  6. Add the thinned icing to squeeze bottles and let it sit for a bit to allow any air bubbles that have been created to disappear. You can now flood the cookies! You want to add enough to fill the piped area, but not so much that it drips over the sides. Using a tooth pick you can pop any additional bubbles that may appear and also spread the icing to fill the small gaps. Once you are done flooding your cookies, let them dry for about an hour before you begin to decorate with the left over piping icing. If you want to add any sparkly sugar to dress them up, let the icing sit for a bit then add it on. You don't want to to fully incorporate, but you definitely want it to adhere.

Notes

This recipe was slightly adapted from Annie’s Eats.

Homemade Bunny Peeps

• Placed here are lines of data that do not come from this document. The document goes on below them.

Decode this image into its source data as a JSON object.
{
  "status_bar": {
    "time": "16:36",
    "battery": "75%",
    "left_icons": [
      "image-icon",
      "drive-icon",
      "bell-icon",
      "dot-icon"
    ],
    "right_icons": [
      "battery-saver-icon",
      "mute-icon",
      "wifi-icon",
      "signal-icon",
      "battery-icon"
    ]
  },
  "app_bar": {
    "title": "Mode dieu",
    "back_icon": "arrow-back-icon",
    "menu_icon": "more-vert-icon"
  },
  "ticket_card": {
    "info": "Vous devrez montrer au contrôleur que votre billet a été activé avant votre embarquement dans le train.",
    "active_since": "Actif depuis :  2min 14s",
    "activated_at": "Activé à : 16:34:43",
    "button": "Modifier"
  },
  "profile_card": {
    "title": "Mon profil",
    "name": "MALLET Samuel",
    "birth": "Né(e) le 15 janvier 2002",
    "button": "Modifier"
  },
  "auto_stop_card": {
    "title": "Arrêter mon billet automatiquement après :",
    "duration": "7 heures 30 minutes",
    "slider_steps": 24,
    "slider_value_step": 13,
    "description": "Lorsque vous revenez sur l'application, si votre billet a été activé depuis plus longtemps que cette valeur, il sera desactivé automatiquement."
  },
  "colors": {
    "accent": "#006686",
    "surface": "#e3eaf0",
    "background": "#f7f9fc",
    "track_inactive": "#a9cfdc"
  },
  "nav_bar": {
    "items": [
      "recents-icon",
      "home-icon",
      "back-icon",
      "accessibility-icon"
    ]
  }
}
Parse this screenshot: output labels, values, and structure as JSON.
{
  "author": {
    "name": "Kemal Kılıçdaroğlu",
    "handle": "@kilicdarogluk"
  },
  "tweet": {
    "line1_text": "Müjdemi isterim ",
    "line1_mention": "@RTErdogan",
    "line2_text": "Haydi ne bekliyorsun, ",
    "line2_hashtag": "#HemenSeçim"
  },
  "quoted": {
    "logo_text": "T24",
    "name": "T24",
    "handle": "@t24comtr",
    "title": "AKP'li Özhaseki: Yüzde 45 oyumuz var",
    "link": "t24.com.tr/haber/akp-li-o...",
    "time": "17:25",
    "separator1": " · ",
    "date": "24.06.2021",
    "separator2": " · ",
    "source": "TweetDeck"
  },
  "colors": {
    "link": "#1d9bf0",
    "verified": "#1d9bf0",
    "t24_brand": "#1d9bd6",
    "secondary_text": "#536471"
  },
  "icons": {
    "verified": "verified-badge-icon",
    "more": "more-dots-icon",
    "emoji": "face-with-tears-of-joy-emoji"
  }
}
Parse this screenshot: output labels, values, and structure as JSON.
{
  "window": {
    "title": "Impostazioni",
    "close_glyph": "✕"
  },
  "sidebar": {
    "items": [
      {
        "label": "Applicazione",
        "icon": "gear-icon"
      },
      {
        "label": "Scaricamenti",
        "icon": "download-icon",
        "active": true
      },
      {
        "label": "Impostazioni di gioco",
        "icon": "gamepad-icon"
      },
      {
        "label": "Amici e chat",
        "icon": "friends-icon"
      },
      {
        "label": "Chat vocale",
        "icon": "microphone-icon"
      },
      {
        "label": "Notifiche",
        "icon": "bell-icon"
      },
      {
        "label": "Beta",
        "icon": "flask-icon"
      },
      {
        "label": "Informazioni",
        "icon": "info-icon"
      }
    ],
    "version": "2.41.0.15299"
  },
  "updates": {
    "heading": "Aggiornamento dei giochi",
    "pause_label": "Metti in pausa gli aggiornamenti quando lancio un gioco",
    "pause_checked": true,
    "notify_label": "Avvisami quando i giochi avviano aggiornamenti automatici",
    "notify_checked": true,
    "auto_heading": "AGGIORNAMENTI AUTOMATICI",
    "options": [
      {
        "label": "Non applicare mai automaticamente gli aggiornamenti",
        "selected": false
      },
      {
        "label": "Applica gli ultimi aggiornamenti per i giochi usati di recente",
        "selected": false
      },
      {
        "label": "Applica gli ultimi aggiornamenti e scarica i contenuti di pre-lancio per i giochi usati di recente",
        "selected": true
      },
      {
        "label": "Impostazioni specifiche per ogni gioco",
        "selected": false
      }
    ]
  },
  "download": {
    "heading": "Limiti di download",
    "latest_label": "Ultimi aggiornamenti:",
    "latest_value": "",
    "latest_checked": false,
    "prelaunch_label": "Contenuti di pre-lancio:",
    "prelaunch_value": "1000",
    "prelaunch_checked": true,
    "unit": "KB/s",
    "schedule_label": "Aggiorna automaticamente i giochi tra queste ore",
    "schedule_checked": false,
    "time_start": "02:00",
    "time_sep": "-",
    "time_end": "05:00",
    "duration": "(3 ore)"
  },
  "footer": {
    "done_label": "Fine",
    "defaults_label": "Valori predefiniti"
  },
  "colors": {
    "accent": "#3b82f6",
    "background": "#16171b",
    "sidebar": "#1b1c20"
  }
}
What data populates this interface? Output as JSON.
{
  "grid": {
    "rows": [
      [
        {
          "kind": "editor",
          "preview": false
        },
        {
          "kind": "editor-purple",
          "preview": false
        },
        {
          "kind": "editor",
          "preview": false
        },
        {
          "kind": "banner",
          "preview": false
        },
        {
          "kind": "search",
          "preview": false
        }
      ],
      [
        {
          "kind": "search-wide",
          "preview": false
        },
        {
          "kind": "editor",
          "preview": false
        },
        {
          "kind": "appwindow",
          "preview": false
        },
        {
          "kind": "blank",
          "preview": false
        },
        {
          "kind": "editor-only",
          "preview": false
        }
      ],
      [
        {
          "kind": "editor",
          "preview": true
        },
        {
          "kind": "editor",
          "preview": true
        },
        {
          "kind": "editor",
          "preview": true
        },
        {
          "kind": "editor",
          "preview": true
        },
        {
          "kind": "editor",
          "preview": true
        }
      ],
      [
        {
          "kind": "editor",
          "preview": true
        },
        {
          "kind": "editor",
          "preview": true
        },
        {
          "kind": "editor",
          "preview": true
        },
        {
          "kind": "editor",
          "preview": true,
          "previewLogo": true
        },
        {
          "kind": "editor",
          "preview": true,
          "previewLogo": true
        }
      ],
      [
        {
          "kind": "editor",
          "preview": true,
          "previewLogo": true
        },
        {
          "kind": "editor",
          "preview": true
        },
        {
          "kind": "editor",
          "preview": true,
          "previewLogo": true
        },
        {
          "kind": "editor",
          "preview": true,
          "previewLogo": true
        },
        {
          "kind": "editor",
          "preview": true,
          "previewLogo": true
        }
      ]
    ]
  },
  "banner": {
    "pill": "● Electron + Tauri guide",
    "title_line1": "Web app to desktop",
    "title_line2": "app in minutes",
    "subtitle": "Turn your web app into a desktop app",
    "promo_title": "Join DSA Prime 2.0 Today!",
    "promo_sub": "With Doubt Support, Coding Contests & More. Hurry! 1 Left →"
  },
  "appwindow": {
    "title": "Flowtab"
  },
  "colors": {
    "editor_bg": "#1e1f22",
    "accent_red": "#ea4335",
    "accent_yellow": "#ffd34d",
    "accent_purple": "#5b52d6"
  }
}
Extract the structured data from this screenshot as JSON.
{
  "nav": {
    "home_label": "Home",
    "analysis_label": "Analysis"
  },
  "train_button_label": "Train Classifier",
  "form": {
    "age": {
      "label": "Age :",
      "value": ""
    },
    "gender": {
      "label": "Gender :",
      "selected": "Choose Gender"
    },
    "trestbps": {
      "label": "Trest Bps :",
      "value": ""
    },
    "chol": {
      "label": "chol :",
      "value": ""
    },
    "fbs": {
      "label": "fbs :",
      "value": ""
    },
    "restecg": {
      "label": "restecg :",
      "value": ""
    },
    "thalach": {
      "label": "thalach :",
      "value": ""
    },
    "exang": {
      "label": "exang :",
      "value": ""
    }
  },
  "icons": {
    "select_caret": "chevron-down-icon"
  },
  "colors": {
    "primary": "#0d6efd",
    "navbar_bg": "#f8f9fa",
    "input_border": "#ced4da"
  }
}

Peeps! I feel like you either love them or hate them. I happen to love them, but when they hit that super stale point when most people might find them too gross to consume. But making them myself was a total game changer. I actually appreciated the flavor of the fresh peep. I loved using the bright color sugar to dress them up and the hint of chocolate to make the adorable “faces” only enhances the treat. For this particular version, I made the bunny shape. My son insisted on using his Iron Man mold, but since I was doing an Easter/Spring theme for the blog this week, we passed and I went for the bunny mold (side note, I did have to promise that we would make Iron Man marshmallows soon). I purchased the silicon mold at Target, what feels like eons ago, and was excited to finally get to use it. This particular recipe is great because you don’t need to let them set for as long. The down side is that it starts to set quickly so you do need to move quickly if you are opting for the molds. But don’t fret, even if they look a little wonky in the mold, when you pop them out they will look just fine. Sprinkled with colorful sugar they are perfect! This recipe really was super easy to make. This is coming from someone whose track record with homemade marshmallows is not that great. If you are looking for something fun to try, I would encourage you to give this recipe a shot.

Ingredients

Instructions

  1. Lightly coat your silicon mold or pan with nonstick cooking spray.
  2. In the bowl of your standing mixer, fitted with the paddle attachment, add the gelatin and 1/4 cup of cold water and let sit.
  3. Meanwhile, in a small saucepan, add your sugar and 1/3 cup of water. Whisk together and heat over medium heat until the sugar is dissolved. Stop stirring and let the sugar mixture cook until it's hit the softball stage, between 235-240 degrees. (You will want to get a candy thermometer for this!)
  4. Once the syrup reaches the softball stage, remove from the heat. With the mixer on low, stream the hot sugar mixture into the mixing bowl, avoiding the sides and beaters. Once all of the syrup is added, increase the speed to medium-high and beat for about 8-10 minutes. The mixture should become thick, turn white, and should hold soft peaks.
  5. At this point, immediately begin to spoon the mixture into the prepared mold.
  6. Let the marshmallows sit for a minute in the mold before removing. Note, the marshmallows will always be a bit sticky, even when they are ready to be removed. I found I had to pry and stretch (and pray) a bit to get them out, but they are resilient and kept their shape.
  7. After you get one out, place it right on top of the color sugar and coat thoroughly. Repeat until the are all covered.
  8. To make the chocolate, mix a bit of cocoa powder and water to form a looser paste. Using a toothpick, dip the tip into the mixture to make the eyes and nose.

Notes

This recipe is from 52 Kitchen Adventures via Martha Stewart.